─── DATA TO PROCESS
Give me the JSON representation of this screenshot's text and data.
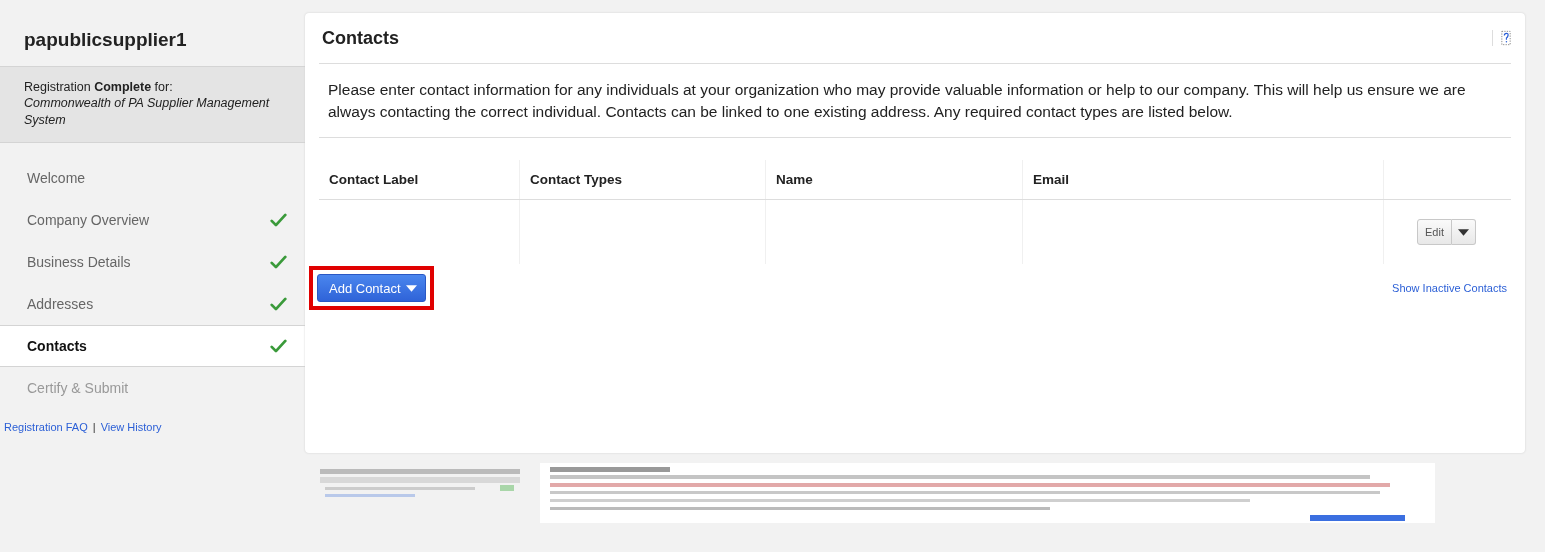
{
  "sidebar": {
    "title": "papublicsupplier1",
    "registration_text": "Registration **Complete** for:",
    "organization": "Commonwealth of PA Supplier Management System",
    "steps": [
      {
        "label": "Welcome",
        "complete": false,
        "selected": false,
        "disabled": false
      },
      {
        "label": "Company Overview",
        "complete": true,
        "selected": false,
        "disabled": false
      },
      {
        "label": "Business Details",
        "complete": true,
        "selected": false,
        "disabled": false
      },
      {
        "label": "Addresses",
        "complete": true,
        "selected": false,
        "disabled": false
      },
      {
        "label": "Contacts",
        "complete": true,
        "selected": true,
        "disabled": false
      },
      {
        "label": "Certify & Submit",
        "complete": false,
        "selected": false,
        "disabled": true
      }
    ],
    "footer_links": [
      "Registration FAQ",
      "View History"
    ],
    "link_separator": "|"
  },
  "main": {
    "title": "Contacts",
    "description": "Please enter contact information for any individuals at your organization who may provide valuable information or help to our company. This will help us ensure we are always contacting the correct individual. Contacts can be linked to one existing address. Any required contact types are listed below.",
    "table": {
      "columns": [
        "Contact Label",
        "Contact Types",
        "Name",
        "Email"
      ],
      "rows": [
        {
          "action": "Edit"
        }
      ]
    },
    "add_button": {
      "label": "Add Contact",
      "highlighted": true
    },
    "inactive_link": "Show Inactive Contacts"
  }
}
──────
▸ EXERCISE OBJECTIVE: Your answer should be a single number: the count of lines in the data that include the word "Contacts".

▸ REPLY: 4